Energy generation using sustainable biomass can be a viable climate mitigation strategy, as it can replace fossil fuels for heat and electricity generation. Short rotation coppice plantations of Salix spp. (willows) have the potential to provide fast-growing biomass with significant soil and climate-mitigation benefits. This has generated interest in Salix plantations in several countries as a source of sustainable biomass feedstock.
Several varieties of Salix have been developed, and they display significant variations in their physiological traits, productivity, growth patterns and effects on soil. However, how these differences influence the overall Salix-powered bioenergy system and its impacts on the climate have rarely been studied, especially from a systems perspective.
The aim is to investigate how the genotypic differences between Salix variants influences the energy performance and climate impacts from utilizing Salix biomass as a feedstock for bioenergy systems for production of heat and electricity.
The intention is to provide a basis for comparison of different varieties which would help in selection of the optimal Salix varieties to balance power output and climate impacts from a bioenergy system.
Life cycle analysis methodology is used to quantify the effects of Salix variety on the climate-impact and energy performance. Energy and material flows and emissions of greenhouse gases (GHGs) associated with the total production chain of the Salix-based bioenergy system are to be analyzed – starting from cultivation till production of power. Climate impacts will be calculated using a time-dynamic metric which takes into account the timing of GHGs, as conventional global warming potential metric does not capture the effect of timing of emissions or sequestrations.
The flow of carbon from the growing plants to the soil and its decomposition will be modelled using the soil carbon model ICBM. This will present a picture of how much carbon can be potentially added or removed from the soil as a result of the cultivation of the different Salix varieties. Data collected from a Swedish field trial involving six commercial Salix varieties during the period 2001-2018 are used for the analysis.
Climate impact, Bioenergy, Biomass production, Life Cycle Assessment (LCA), Soil organic carbon, Power generation, Short-rotation coppice willow
Per-Anders Hansson, Department of Energy and Technology, SLU
Ann-Christin Rönnberg Wästljung, Department of Plant Biology, SLU

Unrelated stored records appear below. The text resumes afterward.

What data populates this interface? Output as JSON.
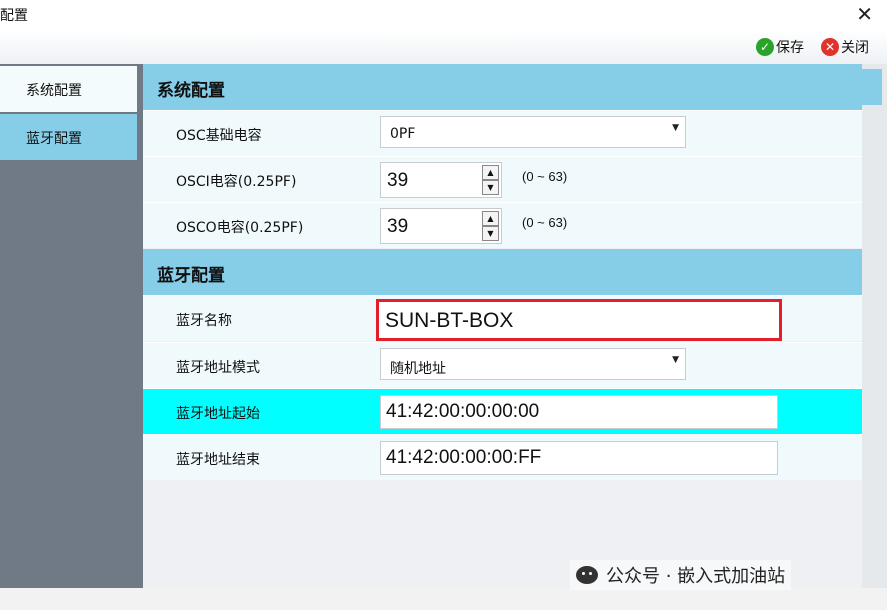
{
  "window": {
    "title": "配置",
    "close_glyph": "✕"
  },
  "toolbar": {
    "save_label": "保存",
    "close_label": "关闭",
    "save_glyph": "✓",
    "close_glyph": "✕"
  },
  "nav": {
    "items": [
      {
        "label": "系统配置",
        "selected": true
      },
      {
        "label": "蓝牙配置",
        "selected": false
      }
    ]
  },
  "system": {
    "header": "系统配置",
    "osc_base": {
      "label": "OSC基础电容",
      "value": "0PF"
    },
    "osci": {
      "label": "OSCI电容(0.25PF)",
      "value": "39",
      "range": "(0 ~ 63)"
    },
    "osco": {
      "label": "OSCO电容(0.25PF)",
      "value": "39",
      "range": "(0 ~ 63)"
    }
  },
  "bluetooth": {
    "header": "蓝牙配置",
    "name": {
      "label": "蓝牙名称",
      "value": "SUN-BT-BOX"
    },
    "addr_mode": {
      "label": "蓝牙地址模式",
      "value": "随机地址"
    },
    "addr_start": {
      "label": "蓝牙地址起始",
      "value": "41:42:00:00:00:00"
    },
    "addr_end": {
      "label": "蓝牙地址结束",
      "value": "41:42:00:00:00:FF"
    }
  },
  "watermark": {
    "text": "公众号 · 嵌入式加油站"
  },
  "colors": {
    "header_bg": "#86cde8",
    "highlight_row": "#00ffff",
    "nav_bg": "#6f7a86",
    "red_border": "#e2202c"
  }
}
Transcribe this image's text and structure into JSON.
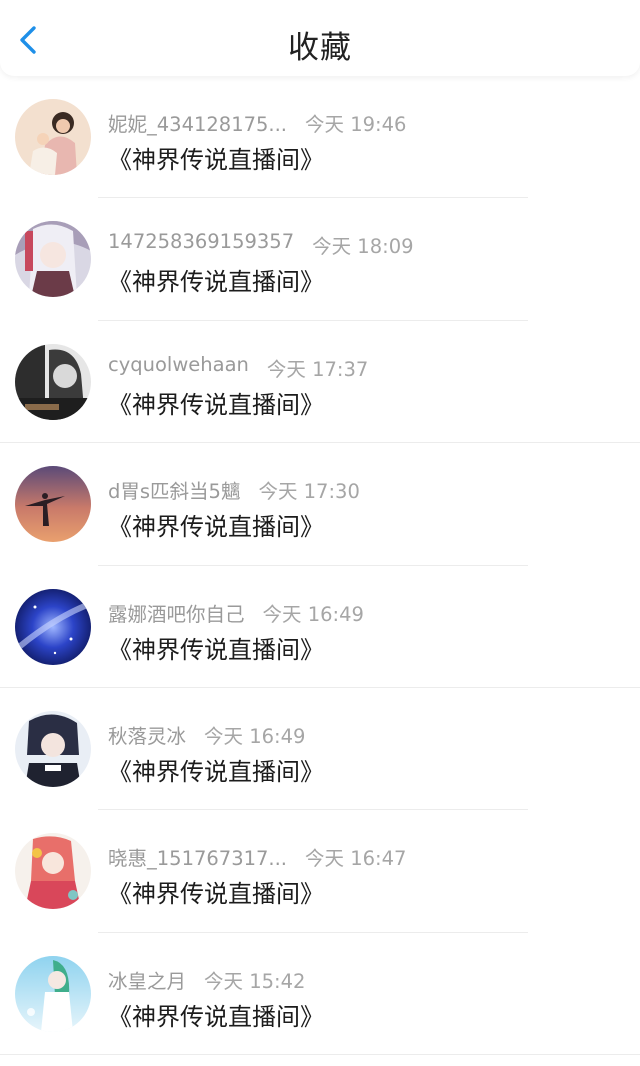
{
  "header": {
    "title": "收藏",
    "back_icon": "chevron-left-icon",
    "accent_color": "#1e8fe8"
  },
  "items": [
    {
      "name": "妮妮_434128175...",
      "time": "今天 19:46",
      "message": "《神界传说直播间》",
      "avatar": "girl-photo-avatar"
    },
    {
      "name": "147258369159357",
      "time": "今天 18:09",
      "message": "《神界传说直播间》",
      "avatar": "anime-girl-avatar"
    },
    {
      "name": "cyquolwehaan",
      "time": "今天 17:37",
      "message": "《神界传说直播间》",
      "avatar": "bw-portrait-avatar"
    },
    {
      "name": "d胃s匹斜当5魑",
      "time": "今天 17:30",
      "message": "《神界传说直播间》",
      "avatar": "sunset-silhouette-avatar"
    },
    {
      "name": "露娜酒吧你自己",
      "time": "今天 16:49",
      "message": "《神界传说直播间》",
      "avatar": "galaxy-avatar"
    },
    {
      "name": "秋落灵冰",
      "time": "今天 16:49",
      "message": "《神界传说直播间》",
      "avatar": "anime-boy-avatar"
    },
    {
      "name": "晓惠_151767317...",
      "time": "今天 16:47",
      "message": "《神界传说直播间》",
      "avatar": "anime-pink-avatar"
    },
    {
      "name": "冰皇之月",
      "time": "今天 15:42",
      "message": "《神界传说直播间》",
      "avatar": "anime-green-hair-avatar"
    }
  ]
}
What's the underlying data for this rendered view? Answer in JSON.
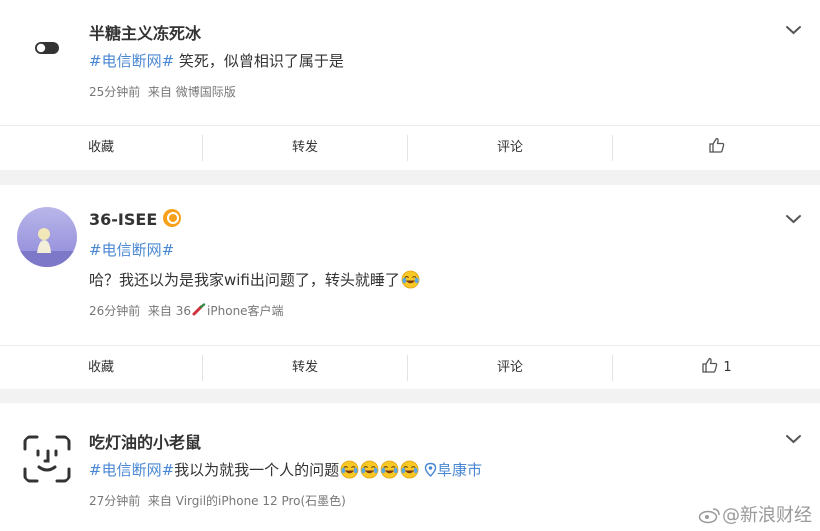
{
  "posts": [
    {
      "author": "半糖主义冻死冰",
      "hashtag": "#电信断网#",
      "text": " 笑死，似曾相识了属于是",
      "time": "25分钟前",
      "source_prefix": "来自",
      "source": "微博国际版",
      "actions": {
        "favorite": "收藏",
        "repost": "转发",
        "comment": "评论",
        "like_count": ""
      }
    },
    {
      "author": "36-ISEE",
      "verified": true,
      "hashtag": "#电信断网#",
      "text": "哈？我还以为是我家wifi出问题了，转头就睡了",
      "time": "26分钟前",
      "source_prefix": "来自",
      "source_a": "36",
      "source_b": "iPhone客户端",
      "actions": {
        "favorite": "收藏",
        "repost": "转发",
        "comment": "评论",
        "like_count": "1"
      }
    },
    {
      "author": "吃灯油的小老鼠",
      "hashtag": "#电信断网#",
      "text": "我以为就我一个人的问题",
      "location": "阜康市",
      "time": "27分钟前",
      "source_prefix": "来自",
      "source": "Virgil的iPhone 12 Pro(石墨色)"
    }
  ],
  "watermark": "@新浪财经",
  "colors": {
    "link": "#4a88d3",
    "verified": "#f7a11b",
    "background": "#f2f2f2"
  }
}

Other project members
Saurav Kalita, Åke Nordberg, Mats Sandgren, Martin Weih and others, SLU
Other funding agencies
Our research in this area is co-funded mainly from Formas